What’s Worse a DUI Charge or a Reckless Driving Charge?
A St. Petersburg DUI is, in general, considered worse than a reckless driving charge. This is because alcohol and controlled substance abuse can impair your functions and cloud your judgment when driving on the road, even when you don’t intend to do harm.
An attorney may try to get your charges reduced to a reckless driving charge. Although there are still penalties for this, they are considered less severe than DUI charges.
- First-time offense – If no one was hurt and no property was damaged, you would be looking at a fine of up to $500 and a prison sentence of up to 90 days. However, with Florida’s diversion program, you can get this reduced, but you cannot partake in the course if you have declined a breath test at the time of your arrest.
- Second offense – Your fine may end up as high as $1,000, along with a prison sentence of up to 6 months.
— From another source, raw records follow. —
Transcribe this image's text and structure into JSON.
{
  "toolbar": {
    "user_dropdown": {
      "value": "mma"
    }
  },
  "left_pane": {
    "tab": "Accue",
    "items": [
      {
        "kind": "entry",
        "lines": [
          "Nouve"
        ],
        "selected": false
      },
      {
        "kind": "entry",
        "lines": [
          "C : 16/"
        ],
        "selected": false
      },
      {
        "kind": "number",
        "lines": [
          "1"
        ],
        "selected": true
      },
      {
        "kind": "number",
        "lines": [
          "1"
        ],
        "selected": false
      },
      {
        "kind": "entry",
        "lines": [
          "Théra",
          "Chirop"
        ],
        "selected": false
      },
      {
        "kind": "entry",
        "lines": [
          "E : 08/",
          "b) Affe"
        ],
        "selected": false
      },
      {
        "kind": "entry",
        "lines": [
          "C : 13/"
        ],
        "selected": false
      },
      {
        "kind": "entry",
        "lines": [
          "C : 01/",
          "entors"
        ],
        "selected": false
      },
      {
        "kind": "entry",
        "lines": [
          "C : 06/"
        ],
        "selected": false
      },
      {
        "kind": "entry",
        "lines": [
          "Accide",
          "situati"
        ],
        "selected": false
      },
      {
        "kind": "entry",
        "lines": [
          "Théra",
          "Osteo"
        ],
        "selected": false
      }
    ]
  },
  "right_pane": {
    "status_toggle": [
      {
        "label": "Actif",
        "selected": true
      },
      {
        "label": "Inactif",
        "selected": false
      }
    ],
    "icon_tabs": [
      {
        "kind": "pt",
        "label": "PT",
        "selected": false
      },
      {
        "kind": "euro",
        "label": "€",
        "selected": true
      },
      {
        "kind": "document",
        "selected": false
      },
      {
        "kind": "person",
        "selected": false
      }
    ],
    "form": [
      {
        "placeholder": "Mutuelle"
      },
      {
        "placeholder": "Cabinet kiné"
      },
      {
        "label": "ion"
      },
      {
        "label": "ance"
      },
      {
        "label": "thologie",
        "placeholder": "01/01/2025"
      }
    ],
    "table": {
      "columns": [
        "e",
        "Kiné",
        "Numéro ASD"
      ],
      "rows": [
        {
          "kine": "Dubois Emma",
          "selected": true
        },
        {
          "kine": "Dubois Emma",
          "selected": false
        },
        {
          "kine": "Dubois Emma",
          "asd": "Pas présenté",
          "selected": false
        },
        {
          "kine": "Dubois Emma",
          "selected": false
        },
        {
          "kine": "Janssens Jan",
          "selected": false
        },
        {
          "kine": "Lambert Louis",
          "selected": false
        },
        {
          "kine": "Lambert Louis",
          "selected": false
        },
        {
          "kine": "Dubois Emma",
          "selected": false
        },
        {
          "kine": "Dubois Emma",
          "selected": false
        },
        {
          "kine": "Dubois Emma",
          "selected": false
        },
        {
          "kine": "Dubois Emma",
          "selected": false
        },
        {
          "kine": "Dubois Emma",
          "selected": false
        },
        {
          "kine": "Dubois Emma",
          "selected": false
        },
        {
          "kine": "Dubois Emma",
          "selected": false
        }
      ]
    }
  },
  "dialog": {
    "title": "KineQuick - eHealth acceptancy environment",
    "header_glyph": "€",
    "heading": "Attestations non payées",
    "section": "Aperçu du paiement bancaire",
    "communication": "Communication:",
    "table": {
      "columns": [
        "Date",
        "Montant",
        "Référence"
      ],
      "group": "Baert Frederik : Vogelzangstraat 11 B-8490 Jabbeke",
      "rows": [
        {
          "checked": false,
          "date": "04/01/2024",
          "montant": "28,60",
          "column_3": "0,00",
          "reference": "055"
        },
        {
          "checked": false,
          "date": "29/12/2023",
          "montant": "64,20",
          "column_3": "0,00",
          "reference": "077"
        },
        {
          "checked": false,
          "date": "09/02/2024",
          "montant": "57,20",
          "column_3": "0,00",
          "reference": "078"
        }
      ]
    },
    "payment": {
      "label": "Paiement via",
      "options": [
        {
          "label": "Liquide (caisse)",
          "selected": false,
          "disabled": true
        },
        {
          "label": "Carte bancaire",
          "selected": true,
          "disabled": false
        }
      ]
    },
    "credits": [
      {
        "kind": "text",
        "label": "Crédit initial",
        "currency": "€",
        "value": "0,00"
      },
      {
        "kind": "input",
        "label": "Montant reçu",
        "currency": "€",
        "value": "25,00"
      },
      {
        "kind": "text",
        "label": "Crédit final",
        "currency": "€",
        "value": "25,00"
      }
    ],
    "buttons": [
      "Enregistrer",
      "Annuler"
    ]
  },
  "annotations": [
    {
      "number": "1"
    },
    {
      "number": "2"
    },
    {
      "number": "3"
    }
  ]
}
If you have been found with a BAC of more than 0.15% or you have injured someone due to your drink driving, your penalties will be much more severe and will likely include jail time. Florida Statute 322.264 states that if you have been charged with multiple DUIs within 5 years of each other, you may be tried as a habitual offender and face more severe consequences.
How Much Will a DUI Attorney Cost Me in St. Petersburg, FL?
The cost of a DUI defense attorney in St. Petersburg, FL., will vary from case to case. Factors that affect the cost of an attorney are:
- The skills of the attorney themselves.
- The details surrounding your case.
Usually, the more you pay for a lawyer, the more experienced an attorney you will receive. At The Law Place, our attorneys are experienced, reasonably priced, and we offer an initial free consultation, so you can rest assured that your case is in the best possible hands.
When trying to work out the cost of representing someone who has been convicted of a DUI, an attorney will consider the evidence bought against their client. Complications during your arrest may drive the price up considerably.
Some questions you should be prepared to answer are:
- Did your DUI lead to an accident? If so, how severe was that accident? Did the accident result in personal injury or property damage?
- Was this your first DUI? If not, when was your last one?
- Was there anyone else in the car at the time of your DUI, such as a minor?
- Do you have any previous convictions?
When you call The Law Place for a free evaluation, your lawyer will discuss with you the details of your case and can work out from this how much you will be charged for their services. We will give detailed explanations throughout every step of the process so you can understand what’s going on and where your money is going.
Contact The Law Place Today!
Although it may not ruin your life forever, having a DUI can disrupt your daily routine or everyday life, and it may also result in unwanted fines. We can help you. Our law firm is known for its excellent attorney-client relationships. The Law Place judges no one, and we believe that everyone has a right to defend themselves.
If you have been pulled over for a DUI in St. Petersburg, Florida, and have refused a breath, blood, or urine test, then don’t waste any time. Call our criminal defense attorneys today at (941) 444-4444! Our offices are open 24 hours a day, seven days a week.